Cushing's disease and hypertension: In vivo and in vitro study of the role of the renin-Angiotensin-Aldosterone system and effects of medical therapy
European Journal of Endocrinology , Volume 170 - Issue 2 p. 181- 191
Abstract Objective/methods: Cushing's disease (CD) is often accompanied by hypertension. CD can be treated surgically and, given the expression of somatostatin subtype 5 and dopamine 2 receptors by corticotroph pituitary adenomas, pharmacologically. Indeed, we recently observed that stepwise medical combination therapy with the somatostatin-Analog pasireotide, the dopamine-Agonist cabergoline, and ketoconazole (which directly suppresses steroidogenesis) biochemically controlled CD patients and lowered their blood pressure after 80 days. Glucocorticoids (GC) modulate the renin-Angiotensin- aldosterone system (RAAS) among others by increasing hepatic angiotensinogen expression and stimulating mineralocorticoid receptors (MR). This study therefore evaluated plasma RAAS components in CD patients before and after drug therapy.

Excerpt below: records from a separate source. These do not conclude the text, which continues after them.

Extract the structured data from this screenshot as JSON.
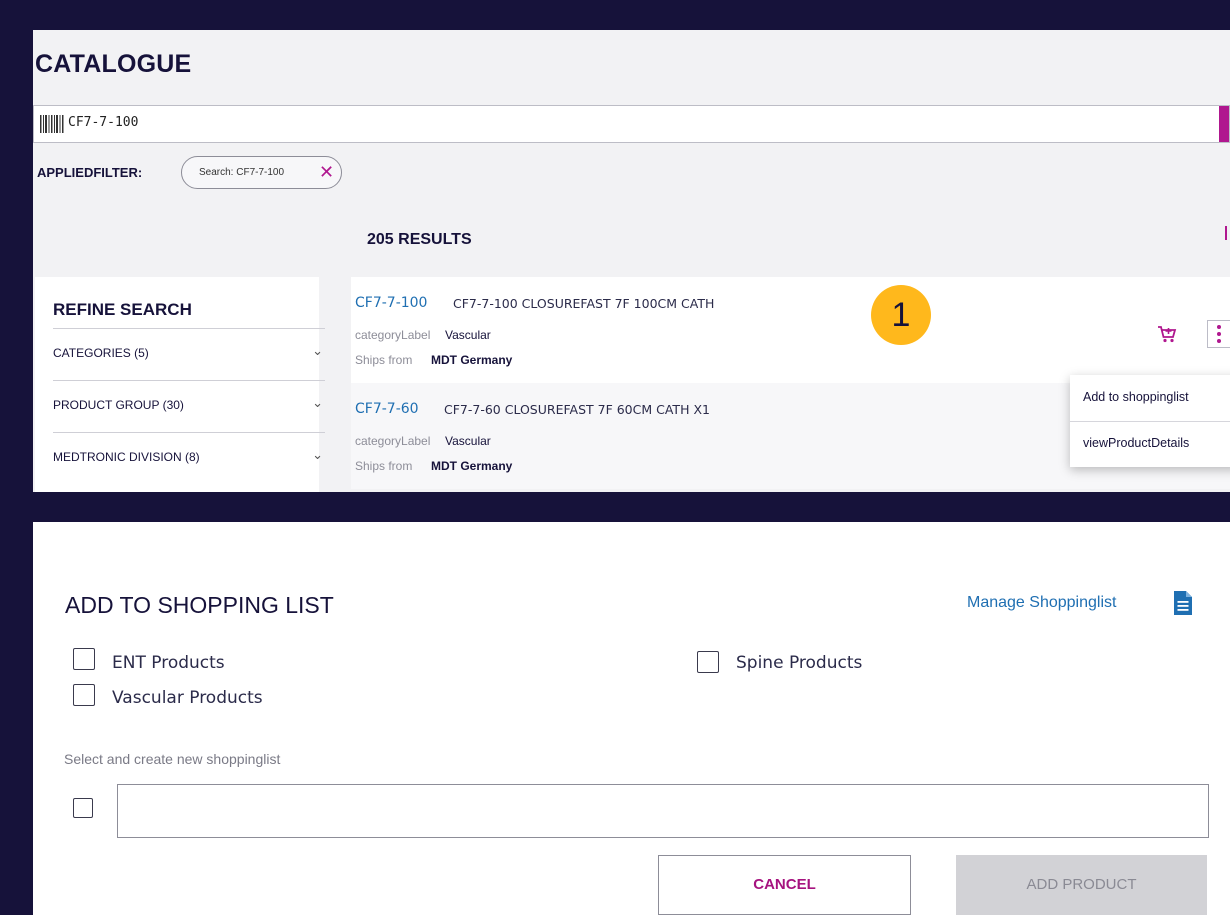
{
  "catalogue": {
    "title": "CATALOGUE",
    "search_value": "CF7-7-100",
    "applied_filter_label": "APPLIEDFILTER:",
    "filter_chip_text": "Search: CF7-7-100",
    "filter_chip_remove": "✕",
    "results_count": "205 RESULTS"
  },
  "refine": {
    "title": "REFINE SEARCH",
    "facets": [
      {
        "label": "CATEGORIES (5)"
      },
      {
        "label": "PRODUCT GROUP (30)"
      },
      {
        "label": "MEDTRONIC DIVISION (8)"
      }
    ],
    "chevron": "⌄"
  },
  "results": [
    {
      "code": "CF7-7-100",
      "description": "CF7-7-100 CLOSUREFAST 7F 100CM CATH",
      "category_label": "categoryLabel",
      "category_value": "Vascular",
      "ships_label": "Ships from",
      "ships_value": "MDT Germany"
    },
    {
      "code": "CF7-7-60",
      "description": "CF7-7-60 CLOSUREFAST 7F 60CM CATH X1",
      "category_label": "categoryLabel",
      "category_value": "Vascular",
      "ships_label": "Ships from",
      "ships_value": "MDT Germany"
    }
  ],
  "context_menu": {
    "items": [
      {
        "label": "Add to shoppinglist"
      },
      {
        "label": "viewProductDetails"
      }
    ]
  },
  "step_badge": "1",
  "dialog": {
    "title": "ADD TO SHOPPING LIST",
    "manage_link": "Manage Shoppinglist",
    "lists": [
      {
        "label": "ENT Products",
        "checked": false
      },
      {
        "label": "Spine Products",
        "checked": false
      },
      {
        "label": "Vascular Products",
        "checked": false
      }
    ],
    "new_list_hint": "Select and create new shoppinglist",
    "new_list_value": "",
    "cancel_label": "CANCEL",
    "add_label": "ADD PRODUCT"
  },
  "colors": {
    "background": "#16123a",
    "accent_magenta": "#b0178f",
    "link_blue": "#1f6fb2",
    "badge_yellow": "#ffb81c",
    "disabled_gray": "#d2d2d6"
  },
  "icons": [
    "barcode-icon",
    "remove-filter-icon",
    "chevron-down-icon",
    "cart-icon",
    "more-vertical-icon",
    "document-icon"
  ]
}
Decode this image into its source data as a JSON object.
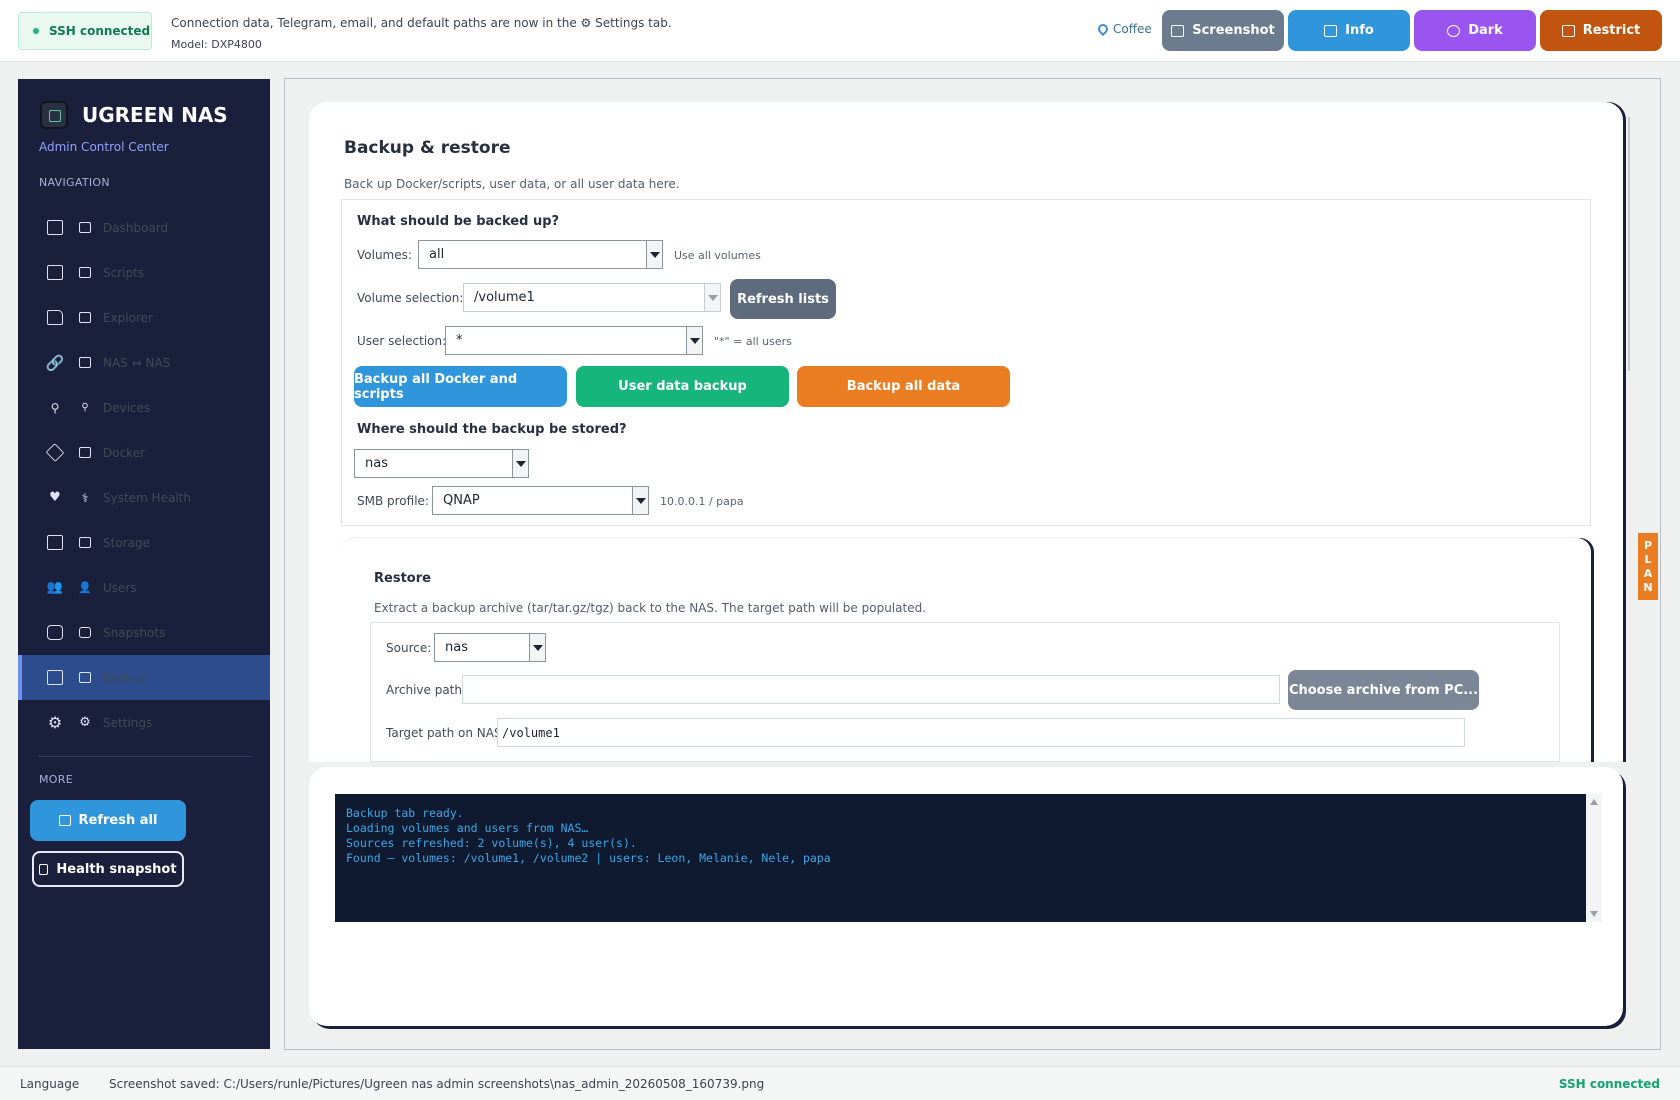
{
  "topbar": {
    "ssh_status": "SSH connected",
    "info_line1": "Connection data, Telegram, email, and default paths are now in the ⚙ Settings tab.",
    "info_line2": "Model: DXP4800",
    "coffee_label": "Coffee",
    "buttons": {
      "screenshot": "Screenshot",
      "info": "Info",
      "dark": "Dark",
      "restrict": "Restrict"
    }
  },
  "sidebar": {
    "title": "UGREEN NAS",
    "subtitle": "Admin Control Center",
    "nav_heading": "NAVIGATION",
    "items": [
      {
        "label": "Dashboard",
        "icon": "chart-icon"
      },
      {
        "label": "Scripts",
        "icon": "scroll-icon"
      },
      {
        "label": "Explorer",
        "icon": "folder-icon"
      },
      {
        "label": "NAS ↔ NAS",
        "icon": "link-icon"
      },
      {
        "label": "Devices",
        "icon": "network-icon"
      },
      {
        "label": "Docker",
        "icon": "package-icon"
      },
      {
        "label": "System Health",
        "icon": "heart-icon"
      },
      {
        "label": "Storage",
        "icon": "disk-icon"
      },
      {
        "label": "Users",
        "icon": "users-icon"
      },
      {
        "label": "Snapshots",
        "icon": "camera-icon"
      },
      {
        "label": "Backup",
        "icon": "backup-icon"
      },
      {
        "label": "Settings",
        "icon": "gear-icon"
      }
    ],
    "active_item": "Backup",
    "more_heading": "MORE",
    "refresh_all": "Refresh all",
    "health_snapshot": "Health snapshot"
  },
  "backup": {
    "title": "Backup & restore",
    "description": "Back up Docker/scripts, user data, or all user data here.",
    "what_heading": "What should be backed up?",
    "volumes_label": "Volumes:",
    "volumes_value": "all",
    "volumes_hint": "Use all volumes",
    "volume_selection_label": "Volume selection:",
    "volume_selection_value": "/volume1",
    "refresh_lists": "Refresh lists",
    "user_selection_label": "User selection:",
    "user_selection_value": "*",
    "user_selection_hint": "\"*\" = all users",
    "btn_docker": "Backup all Docker and scripts",
    "btn_userdata": "User data backup",
    "btn_all": "Backup all data",
    "where_heading": "Where should the backup be stored?",
    "destination_value": "nas",
    "smb_label": "SMB profile:",
    "smb_value": "QNAP",
    "smb_hint": "10.0.0.1 / papa"
  },
  "restore": {
    "title": "Restore",
    "description": "Extract a backup archive (tar/tar.gz/tgz) back to the NAS. The target path will be populated.",
    "source_label": "Source:",
    "source_value": "nas",
    "archive_label": "Archive path:",
    "archive_value": "",
    "choose_archive": "Choose archive from PC...",
    "target_label": "Target path on NAS:",
    "target_value": "/volume1"
  },
  "plan_tab": [
    "P",
    "L",
    "A",
    "N"
  ],
  "console": {
    "lines": [
      "Backup tab ready.",
      "Loading volumes and users from NAS…",
      "Sources refreshed: 2 volume(s), 4 user(s).",
      "Found — volumes: /volume1, /volume2 | users: Leon, Melanie, Nele, papa"
    ]
  },
  "statusbar": {
    "language": "Language",
    "message": "Screenshot saved: C:/Users/runle/Pictures/Ugreen nas admin screenshots\\nas_admin_20260508_160739.png",
    "ssh_status": "SSH connected"
  }
}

In addition, we studied whether cabergoline/pasireotide have direct relaxant effects in angiotensin II (Ang II)-constricted iliac arteries of spontaneously hypertensive rats, with and without concomitant GR/MR stimulation with dexamethasone or hydrocortisone. Results: Baseline concentrations of angiotensinogen were elevated, while renin and aldosterone were low and suppressed, respectively, even in patients treated with RAAS-blockers. This pattern did not change after 80 days of treatment, despite blood pressure normalization, nor after 4 years of remission. In the presence of dexamethasone, pasireotide inhibited Ang II-mediated vasoconstriction. Conclusions: The low plasma renin concentrations, even under RAAS blockade, in CD may be the consequence of increased GC-mediated MR stimulation and/or the elevated angiotensinogen levels in such patients. The lack of change in RAAS-parameters despite blood pressure and cortisol normalization suggests persisting consequences of long-term exposure to cortisol excess. Finally, pasireotide may have a direct vasodilating effect contributing to blood pressure lowering.
|European Journal of Endocrinology|
|Organisation||Department of Pharmacology|
van der Pas, R, van Esch, J.H.M, de Bruin, C, Danser, A.H.J, Pereira, A.M, Zelissen, P.M, … Feelders, R.A. (2014). Cushing's disease and hypertension: In vivo and in vitro study of the role of the renin-Angiotensin-Aldosterone system and effects of medical therapy. European Journal of Endocrinology, 170(2), 181–191. doi:10.1530/EJE-13-0477